>>
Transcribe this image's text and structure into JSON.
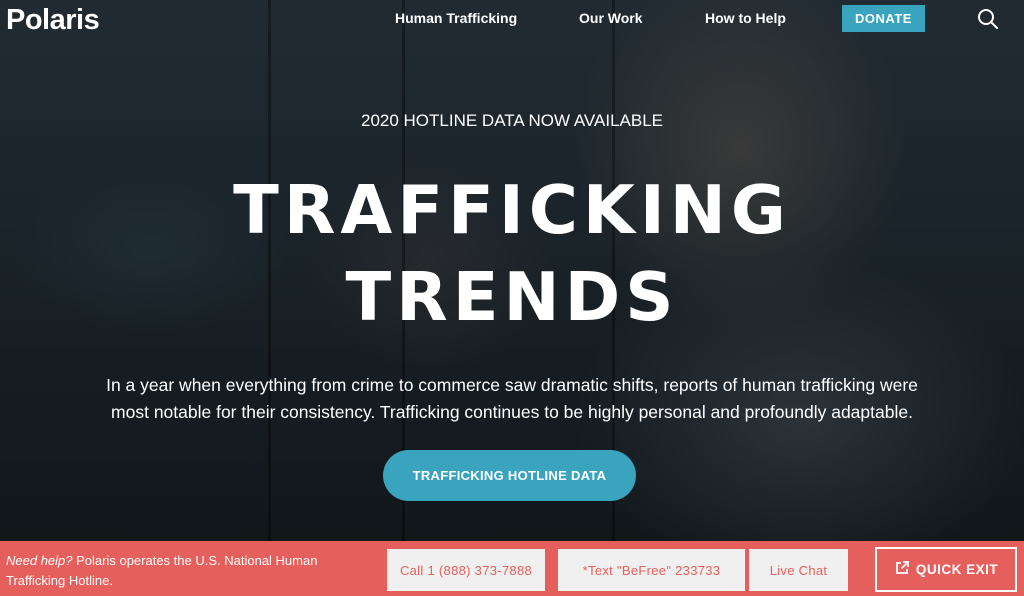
{
  "header": {
    "logo": "Polaris",
    "nav": [
      {
        "label": "Human Trafficking"
      },
      {
        "label": "Our Work"
      },
      {
        "label": "How to Help"
      }
    ],
    "donate_label": "DONATE",
    "search_icon": "search-icon"
  },
  "hero": {
    "eyebrow": "2020 HOTLINE DATA NOW AVAILABLE",
    "headline_line1": "TRAFFICKING",
    "headline_line2": "TRENDS",
    "lede": "In a year when everything from crime to commerce saw dramatic shifts, reports of human trafficking were most notable for their consistency. Trafficking continues to be highly personal and profoundly adaptable.",
    "cta_label": "TRAFFICKING HOTLINE DATA"
  },
  "helpbar": {
    "need_help": "Need help?",
    "help_text": " Polaris operates the U.S. National Human Trafficking Hotline.",
    "call_label": "Call 1 (888) 373-7888",
    "text_label": "*Text \"BeFree\" 233733",
    "chat_label": "Live Chat",
    "quick_exit_label": "QUICK EXIT",
    "quick_exit_icon": "external-link-icon"
  },
  "colors": {
    "accent": "#3aa3bd",
    "helpbar": "#e5605d",
    "white": "#ffffff"
  }
}
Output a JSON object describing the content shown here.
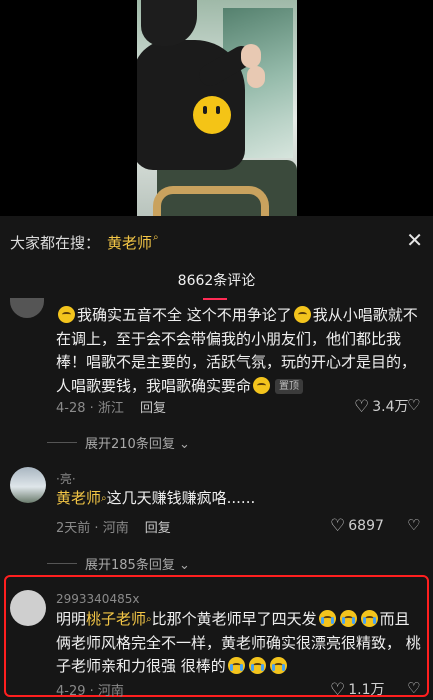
{
  "search": {
    "prefix": "大家都在搜：",
    "term": "黄老师",
    "term_icon": "search-icon"
  },
  "panel": {
    "title": "8662条评论"
  },
  "comments": [
    {
      "text_parts": [
        "我确实五音不全 这个不用争论了",
        "我从小唱歌就不在调上，至于会不会带偏我的小朋友们，他们都比我棒！唱歌不是主要的，活跃气氛，玩的开心才是目的，人唱歌要钱，我唱歌确实要命"
      ],
      "pinned": "置顶",
      "date": "4-28",
      "location": "浙江",
      "reply_label": "回复",
      "likes": "3.4万",
      "expand_label": "展开210条回复"
    },
    {
      "username": "·亮·",
      "link": "黄老师",
      "text": "这几天赚钱赚疯咯......",
      "date": "2天前",
      "location": "河南",
      "reply_label": "回复",
      "likes": "6897",
      "expand_label": "展开185条回复"
    },
    {
      "username": "2993340485x",
      "prefix": "明明",
      "link": "桃子老师",
      "text_a": "比那个黄老师早了四天发",
      "text_b": "而且俩老师风格完全不一样，黄老师确实很漂亮很精致， 桃子老师亲和力很强 很棒的",
      "date": "4-29",
      "location": "河南",
      "likes": "1.1万"
    }
  ],
  "colors": {
    "accent_yellow": "#f3c646",
    "underline_red": "#ff2c55",
    "highlight_red": "#ff1f1f"
  }
}
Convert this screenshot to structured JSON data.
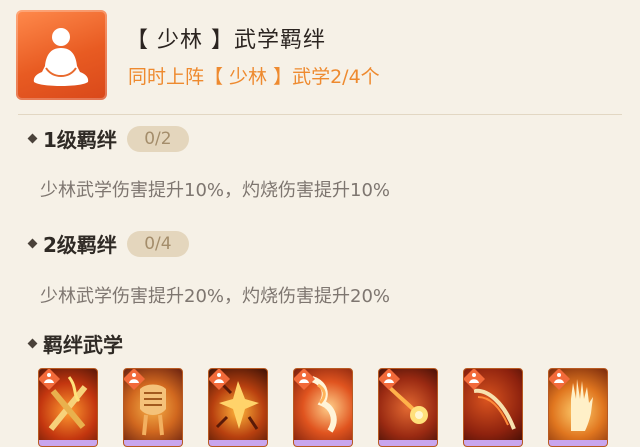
{
  "header": {
    "icon": "meditating-figure-icon",
    "title": "【 少林 】武学羁绊",
    "subtitle": "同时上阵【 少林 】武学2/4个"
  },
  "bonds": [
    {
      "title": "1级羁绊",
      "progress": "0/2",
      "description": "少林武学伤害提升10%，灼烧伤害提升10%"
    },
    {
      "title": "2级羁绊",
      "progress": "0/4",
      "description": "少林武学伤害提升20%，灼烧伤害提升20%"
    }
  ],
  "skills_section": {
    "title": "羁绊武学",
    "skills": [
      {
        "icon": "crossed-staff-skill-icon"
      },
      {
        "icon": "fist-skill-icon"
      },
      {
        "icon": "shattered-flame-skill-icon"
      },
      {
        "icon": "sweeping-fire-skill-icon"
      },
      {
        "icon": "fireball-skill-icon"
      },
      {
        "icon": "flaming-staff-skill-icon"
      },
      {
        "icon": "palm-skill-icon"
      }
    ]
  },
  "colors": {
    "accent_orange": "#ee8a2f",
    "icon_orange": "#e85b22",
    "badge_bg": "#e4d6bd",
    "skill_rarity": "#c9a6ee"
  }
}
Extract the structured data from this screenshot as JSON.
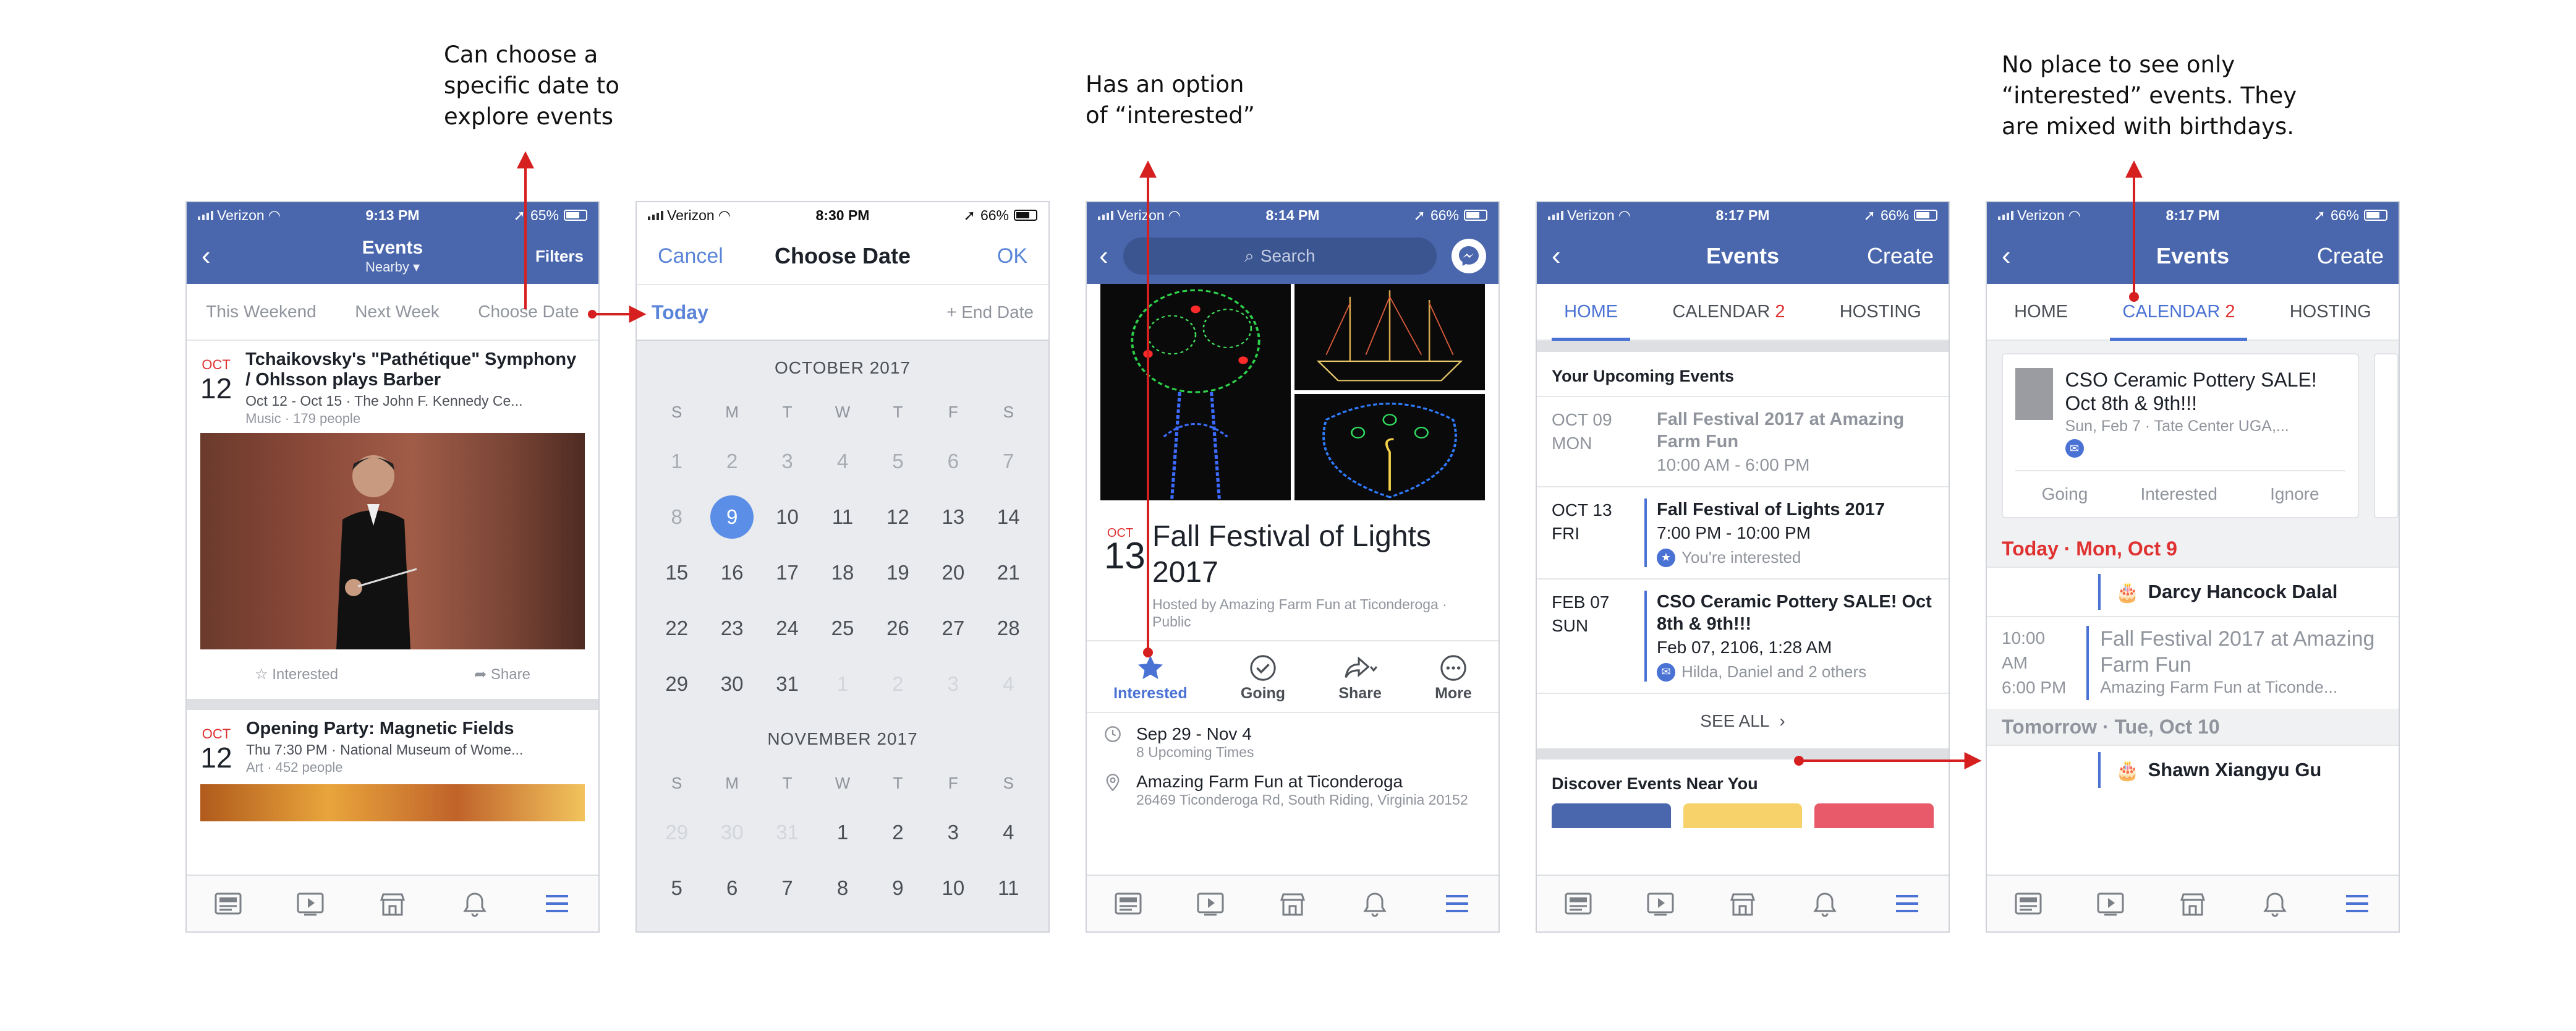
{
  "annotations": {
    "a1": [
      "Can choose a",
      "specific date to",
      "explore events"
    ],
    "a2": [
      "Has an option",
      "of “interested”"
    ],
    "a3": [
      "No place to see only",
      "“interested” events. They",
      "are mixed with birthdays."
    ]
  },
  "colors": {
    "fb_blue": "#4a67ad",
    "link_blue": "#5b85d8",
    "accent_red": "#e03131",
    "annotation_arrow": "#d61f1f"
  },
  "tabbar_icons": [
    "news-feed-icon",
    "video-icon",
    "marketplace-icon",
    "notifications-icon",
    "menu-icon"
  ],
  "phone1": {
    "status": {
      "carrier": "Verizon",
      "time": "9:13 PM",
      "battery": "65%"
    },
    "nav": {
      "title": "Events",
      "subtitle": "Nearby ▾",
      "right": "Filters"
    },
    "filters": [
      "This Weekend",
      "Next Week",
      "Choose Date"
    ],
    "event1": {
      "month": "OCT",
      "day": "12",
      "title": "Tchaikovsky's \"Pathétique\" Symphony / Ohlsson plays Barber",
      "sub": "Oct 12 - Oct 15 · The John F. Kennedy Ce...",
      "meta": "Music · 179 people"
    },
    "actions": {
      "interested": "Interested",
      "share": "Share"
    },
    "event2": {
      "month": "OCT",
      "day": "12",
      "title": "Opening Party: Magnetic Fields",
      "sub": "Thu 7:30 PM · National Museum of Wome...",
      "meta": "Art · 452 people"
    }
  },
  "phone2": {
    "status": {
      "carrier": "Verizon",
      "time": "8:30 PM",
      "battery": "66%"
    },
    "header": {
      "cancel": "Cancel",
      "title": "Choose Date",
      "ok": "OK"
    },
    "range": {
      "start": "Today",
      "end": "+ End Date"
    },
    "weekdays": [
      "S",
      "M",
      "T",
      "W",
      "T",
      "F",
      "S"
    ],
    "october": {
      "label": "OCTOBER 2017",
      "selected": "9",
      "rows": [
        [
          "1",
          "2",
          "3",
          "4",
          "5",
          "6",
          "7"
        ],
        [
          "8",
          "9",
          "10",
          "11",
          "12",
          "13",
          "14"
        ],
        [
          "15",
          "16",
          "17",
          "18",
          "19",
          "20",
          "21"
        ],
        [
          "22",
          "23",
          "24",
          "25",
          "26",
          "27",
          "28"
        ],
        [
          "29",
          "30",
          "31",
          "1",
          "2",
          "3",
          "4"
        ]
      ]
    },
    "november": {
      "label": "NOVEMBER 2017",
      "rows": [
        [
          "29",
          "30",
          "31",
          "1",
          "2",
          "3",
          "4"
        ],
        [
          "5",
          "6",
          "7",
          "8",
          "9",
          "10",
          "11"
        ]
      ]
    }
  },
  "phone3": {
    "status": {
      "carrier": "Verizon",
      "time": "8:14 PM",
      "battery": "66%"
    },
    "search_placeholder": "Search",
    "event": {
      "month": "OCT",
      "day": "13",
      "title": "Fall Festival of Lights 2017",
      "host": "Hosted by Amazing Farm Fun at Ticonderoga · Public"
    },
    "actions": [
      "Interested",
      "Going",
      "Share",
      "More"
    ],
    "details": {
      "dates": "Sep 29 - Nov 4",
      "times": "8 Upcoming Times",
      "place": "Amazing Farm Fun at Ticonderoga",
      "address": "26469 Ticonderoga Rd, South Riding, Virginia 20152"
    }
  },
  "phone4": {
    "status": {
      "carrier": "Verizon",
      "time": "8:17 PM",
      "battery": "66%"
    },
    "nav": {
      "title": "Events",
      "right": "Create"
    },
    "tabs": {
      "home": "HOME",
      "calendar": "CALENDAR",
      "calendar_count": "2",
      "hosting": "HOSTING"
    },
    "upcoming_label": "Your Upcoming Events",
    "rows": [
      {
        "date": "OCT 09",
        "dow": "MON",
        "title": "Fall Festival 2017 at Amazing Farm Fun",
        "sub": "10:00 AM - 6:00 PM"
      },
      {
        "date": "OCT 13",
        "dow": "FRI",
        "title": "Fall Festival of Lights 2017",
        "sub": "7:00 PM - 10:00 PM",
        "note": "You're interested"
      },
      {
        "date": "FEB 07",
        "dow": "SUN",
        "title": "CSO Ceramic Pottery SALE! Oct 8th & 9th!!!",
        "sub": "Feb 07, 2106, 1:28 AM",
        "note": "Hilda, Daniel and 2 others"
      }
    ],
    "see_all": "SEE ALL",
    "discover_label": "Discover Events Near You"
  },
  "phone5": {
    "status": {
      "carrier": "Verizon",
      "time": "8:17 PM",
      "battery": "66%"
    },
    "nav": {
      "title": "Events",
      "right": "Create"
    },
    "tabs": {
      "home": "HOME",
      "calendar": "CALENDAR",
      "calendar_count": "2",
      "hosting": "HOSTING"
    },
    "card": {
      "title": "CSO Ceramic Pottery SALE! Oct 8th & 9th!!!",
      "sub": "Sun, Feb 7 · Tate Center UGA,...",
      "actions": [
        "Going",
        "Interested",
        "Ignore"
      ]
    },
    "today_label": "Today · Mon, Oct 9",
    "birthday1": "Darcy Hancock Dalal",
    "cal_event": {
      "start": "10:00 AM",
      "end": "6:00 PM",
      "title": "Fall Festival 2017 at Amazing Farm Fun",
      "sub": "Amazing Farm Fun at Ticonde..."
    },
    "tomorrow_label": "Tomorrow · Tue, Oct 10",
    "birthday2": "Shawn Xiangyu Gu"
  }
}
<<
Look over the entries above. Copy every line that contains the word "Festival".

      "title": "Fall Festival of Lights 2017",
        "title": "Fall Festival 2017 at Amazing Farm Fun",
        "title": "Fall Festival of Lights 2017",
      "title": "Fall Festival 2017 at Amazing Farm Fun",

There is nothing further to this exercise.